A long, heavy coal train - in local parlance, a "humper" - has just departed B&O's nearby Benwood yard for a Lake Erie dock, and the "one long and three shorts" has notified the man with the camera that the engineer has "whistled out the flag" so that he can take water at Bridgeport, just across the river in Ohio. That provides the man with a chance to do a little humping of his own, catch up with the train, and take a picture of it.

Listen. Another blast. Two longs, a short, and a long. He's whistling for Lincoln Avenue. The engine crew has slaked the iron horse's ravenous thirst and is ready to get back on their train.

"Got to keep moving," the man puffs to himself as he reaches the Suspension Bridge to Wheeling Island. The marathon already has extended for more than two miles; now it's only a couple more blocks. Finally, he reaches a friend's house. A friend with a car - an "ancient, old wreck" of a red Chevy convertible, cranked up and ready to go. These pals don't waste time with telephones; when a hooter calls, they head out. The result is always the same - a fun day of chasing trains and capturing dozens of priceless, nostalgic images.

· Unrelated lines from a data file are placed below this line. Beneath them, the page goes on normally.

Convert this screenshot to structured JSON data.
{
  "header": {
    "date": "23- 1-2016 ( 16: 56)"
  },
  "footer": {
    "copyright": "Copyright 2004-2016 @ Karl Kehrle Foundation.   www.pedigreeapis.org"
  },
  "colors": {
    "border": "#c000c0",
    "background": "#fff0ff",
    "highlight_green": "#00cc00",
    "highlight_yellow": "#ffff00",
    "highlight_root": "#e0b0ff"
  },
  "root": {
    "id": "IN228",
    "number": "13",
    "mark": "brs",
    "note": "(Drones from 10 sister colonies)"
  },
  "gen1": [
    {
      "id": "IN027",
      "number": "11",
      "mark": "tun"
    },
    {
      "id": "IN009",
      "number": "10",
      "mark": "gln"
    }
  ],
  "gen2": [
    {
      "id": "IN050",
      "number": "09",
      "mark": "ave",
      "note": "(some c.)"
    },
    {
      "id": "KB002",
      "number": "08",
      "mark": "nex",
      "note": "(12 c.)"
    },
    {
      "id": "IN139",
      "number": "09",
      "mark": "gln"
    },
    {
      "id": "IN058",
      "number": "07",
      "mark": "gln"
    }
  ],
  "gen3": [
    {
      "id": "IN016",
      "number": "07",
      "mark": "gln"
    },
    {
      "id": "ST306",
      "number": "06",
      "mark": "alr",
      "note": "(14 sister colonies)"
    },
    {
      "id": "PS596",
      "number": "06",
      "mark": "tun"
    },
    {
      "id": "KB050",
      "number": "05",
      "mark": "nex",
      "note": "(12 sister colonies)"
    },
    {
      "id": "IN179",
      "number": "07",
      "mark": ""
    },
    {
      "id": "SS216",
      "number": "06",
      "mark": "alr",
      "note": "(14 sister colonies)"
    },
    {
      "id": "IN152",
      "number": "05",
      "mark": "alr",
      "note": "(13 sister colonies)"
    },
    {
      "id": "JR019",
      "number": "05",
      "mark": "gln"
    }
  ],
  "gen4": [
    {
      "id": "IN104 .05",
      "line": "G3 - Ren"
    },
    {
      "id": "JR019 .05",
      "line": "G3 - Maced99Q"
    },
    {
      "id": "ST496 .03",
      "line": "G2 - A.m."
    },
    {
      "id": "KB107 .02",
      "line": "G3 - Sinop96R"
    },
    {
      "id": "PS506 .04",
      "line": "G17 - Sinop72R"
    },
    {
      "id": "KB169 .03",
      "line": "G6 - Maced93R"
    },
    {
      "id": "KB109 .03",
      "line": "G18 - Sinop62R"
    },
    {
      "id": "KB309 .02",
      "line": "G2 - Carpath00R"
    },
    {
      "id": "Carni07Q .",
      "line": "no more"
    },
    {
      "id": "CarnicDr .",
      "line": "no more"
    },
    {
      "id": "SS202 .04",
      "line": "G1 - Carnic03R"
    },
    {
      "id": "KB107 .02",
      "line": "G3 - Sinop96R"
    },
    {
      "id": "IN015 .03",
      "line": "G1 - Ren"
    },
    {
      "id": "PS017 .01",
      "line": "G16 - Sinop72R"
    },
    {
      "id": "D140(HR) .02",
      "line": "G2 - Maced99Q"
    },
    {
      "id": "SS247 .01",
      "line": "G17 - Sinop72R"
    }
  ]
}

Meet J.J. Young, Jr., a 72-year-old Wheeling native whose best friends from the start have always been steam locomotives and the trains they pulled. The race that he and fellow railfan Jack Norton ran across Wheeling back in the mid-'50's is long passed. But, since Young taught himself how to handle cameras at an early age, his thousands of stunning images resurrect for 21st century eyes the symmetrical dances of these fire-breathing, smoke-belching beasts, far beyond their fatal appointments with the scrap yard.

You can read the rest of this article in the Summer 2001 issue of Goldenseal, available in bookstores, libraries or direct from Goldenseal.